with an emphasis on its function-analytical aspects. He develops the
definition and properties of the degree as much as possible directly
in Banach space, without recourse to finite-dimensional theory. A
basic tool used is a homotopy theorem for certain linear maps in
Banach spaces which allows one to generalize the distinction between
maps with positive determinant and those with negative determinant in
finite-dimensional spaces.
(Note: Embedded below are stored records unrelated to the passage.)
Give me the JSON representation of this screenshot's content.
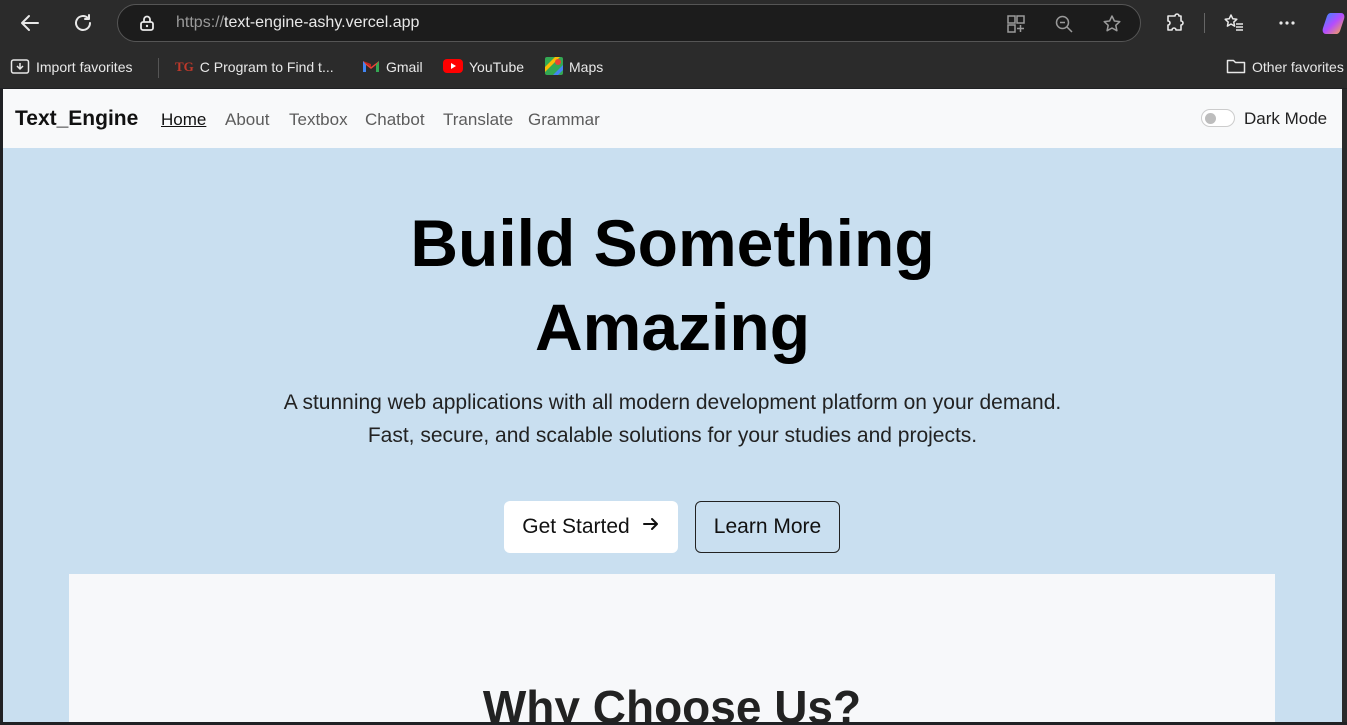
{
  "browser": {
    "url_protocol": "https://",
    "url_host": "text-engine-ashy.vercel.app",
    "bookmarks": [
      {
        "label": "Import favorites",
        "icon": "import-icon"
      },
      {
        "label": "C Program to Find t...",
        "icon": "tg-favicon"
      },
      {
        "label": "Gmail",
        "icon": "gmail-icon"
      },
      {
        "label": "YouTube",
        "icon": "youtube-icon"
      },
      {
        "label": "Maps",
        "icon": "maps-icon"
      }
    ],
    "other_favorites": "Other favorites"
  },
  "navbar": {
    "brand": "Text_Engine",
    "links": [
      {
        "label": "Home"
      },
      {
        "label": "About"
      },
      {
        "label": "Textbox"
      },
      {
        "label": "Chatbot"
      },
      {
        "label": "Translate"
      },
      {
        "label": "Grammar"
      }
    ],
    "dark_mode_label": "Dark Mode"
  },
  "hero": {
    "title_line1": "Build Something",
    "title_line2": "Amazing",
    "subtitle_line1": "A stunning web applications with all modern development platform on your demand.",
    "subtitle_line2": "Fast, secure, and scalable solutions for your studies and projects.",
    "primary_button": "Get Started",
    "secondary_button": "Learn More"
  },
  "section": {
    "title": "Why Choose Us?"
  },
  "colors": {
    "hero_bg": "#c9dff0",
    "navbar_bg": "#f8f9fa",
    "chrome_bg": "#2b2b2b"
  }
}
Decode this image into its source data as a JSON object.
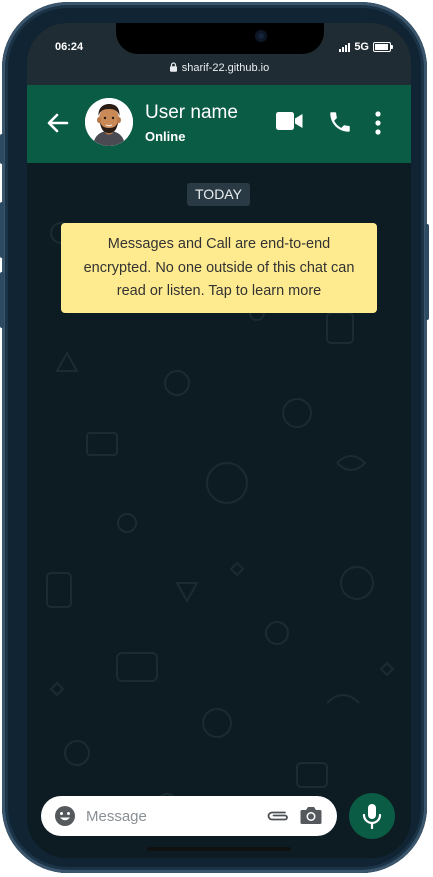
{
  "status_bar": {
    "time": "06:24",
    "network": "5G"
  },
  "browser": {
    "url": "sharif-22.github.io"
  },
  "header": {
    "name": "User name",
    "status": "Online"
  },
  "chat": {
    "date_label": "TODAY",
    "encryption_lines": [
      "Messages and Call are end-to-end",
      "encrypted. No one outside of this chat can",
      "read or listen. Tap to learn more"
    ]
  },
  "composer": {
    "placeholder": "Message"
  },
  "colors": {
    "header": "#0b5c45",
    "status_bar": "#1f2c33",
    "chat_background": "#0d1c22",
    "notice": "#ffeb8f",
    "frame": "#102434"
  },
  "icons": {
    "back": "arrow-left-icon",
    "video": "video-camera-icon",
    "call": "phone-icon",
    "menu": "more-vertical-icon",
    "emoji": "emoji-icon",
    "attach": "paperclip-icon",
    "camera": "camera-icon",
    "mic": "microphone-icon",
    "lock": "lock-icon"
  }
}
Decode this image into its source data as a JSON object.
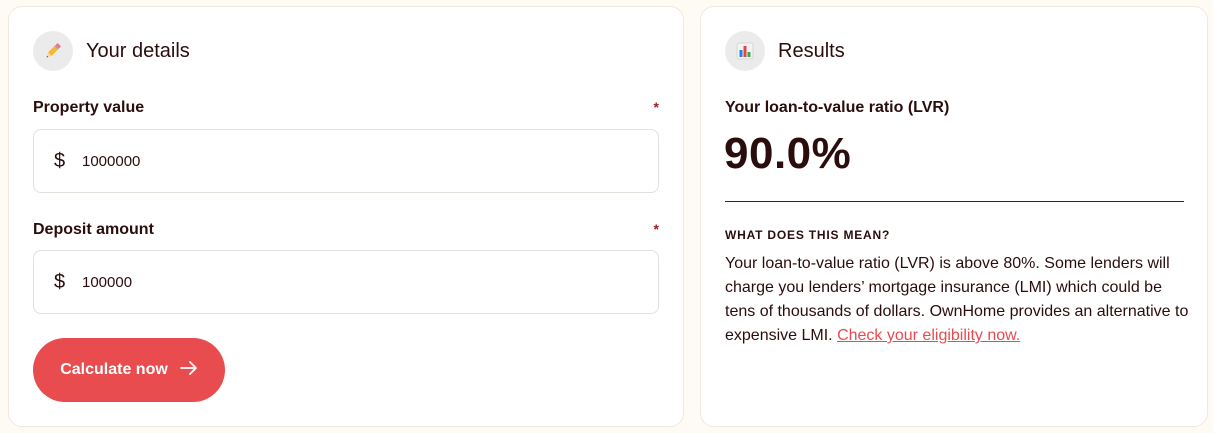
{
  "details": {
    "title": "Your details",
    "icon": "pencil-icon",
    "property": {
      "label": "Property value",
      "required": "*",
      "currency": "$",
      "value": "1000000"
    },
    "deposit": {
      "label": "Deposit amount",
      "required": "*",
      "currency": "$",
      "value": "100000"
    },
    "calculate_label": "Calculate now",
    "calculate_icon": "arrow-right-icon"
  },
  "results": {
    "title": "Results",
    "icon": "bar-chart-icon",
    "lvr_label": "Your loan-to-value ratio (LVR)",
    "lvr_value": "90.0%",
    "meaning_heading": "WHAT DOES THIS MEAN?",
    "meaning_text": "Your loan-to-value ratio (LVR) is above 80%. Some lenders will charge you lenders’ mortgage insurance (LMI) which could be tens of thousands of dollars. OwnHome provides an alternative to expensive LMI. ",
    "link_text": "Check your eligibility now."
  },
  "colors": {
    "accent": "#e84c4f",
    "text": "#2b0d0d",
    "required": "#a31d1d",
    "background": "#fdfbf3"
  }
}
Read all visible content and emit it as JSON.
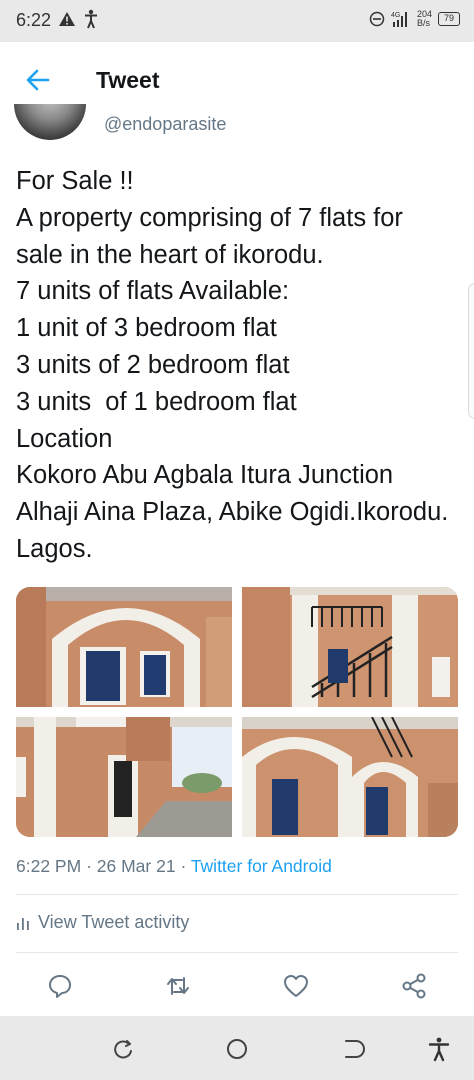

Rothe's book is addressed to graduate students who may
have only a rudimentary knowledge of Banach space theory. The first
chapter on function-analytic preliminaries provides most of the
necessary background. For the benefit of less experienced
mathematicians, Rothe introduces the topological tools (subdivision
and simplicial approximation, for example) only to the degree of
abstraction necessary for the purpose at hand. Readers will
gain insight into the various aspects of degree theory, experience in
function-analytic thinking, and a theoretic base for applying degree
theory to analysis.

Rothe describes the various approaches that have historically
been taken towards degree theory, making the relationships
between these approaches clear. He treats the differential method, the
simplicial approach introduced by Brouwer in 1911, the Leray-Schauder
method (which assumes Brouwer's degree theory for the
finite-dimensional space and then uses a limit process in the
dimension), and attempts to establish degree theory in
Banach spaces intrinsically, by an application of the differential
method in the Banach space case.

#### Table of Contents

# Table of Contents

## Introduction to Various Aspects of Degree Theory in Banach Spaces

- Contents iii4 free
- Preface v6 free
- Introduction 18 free
- Chapter 1. Function-Analytic Preliminaries 1320 free
- Chapter 2. The Leray-Schauder Degree for Differentiate Maps 2633
- Chapter 3. The Leray-Schauder Degree for Not Necessarily Differentiable Maps 5966
- Chapter 4. The Poincare-Bohl Theorem and Some of Its Applications 7683
- Chapter 5. The Product Theorem and Some of Its Consequences 8895
- Chapter 6. The Finite-Dimensional Case 112119
- Chapter 7. On Spheres 138145
- Chapter 8. Some Extension and Homotopy Theorems 172179
- Chapter 9. The Borsuk Theorem and Some of Its Consequences 192199
- Appendix A. The Linear Homotopy Theorem 199206
- 1. Motivation for the theorem and the method of proof 199206
- 2. Background material from spectral theory in a complex Banach space Z 200207
- 3. The complexification Z of a real Banach space E 204211
- 4. On the index j of linear nonsingular L.-S. maps on complex and real Banach spaces 208215
- 5. Proof of the linear homotopy theorem 214221
- 6. The multiplication theorem for the indices 228235

- Appendix B. Proof of the Sard-Smale Theorem 4.4 of Chapter 2 231238
- References 238245
- Index 241248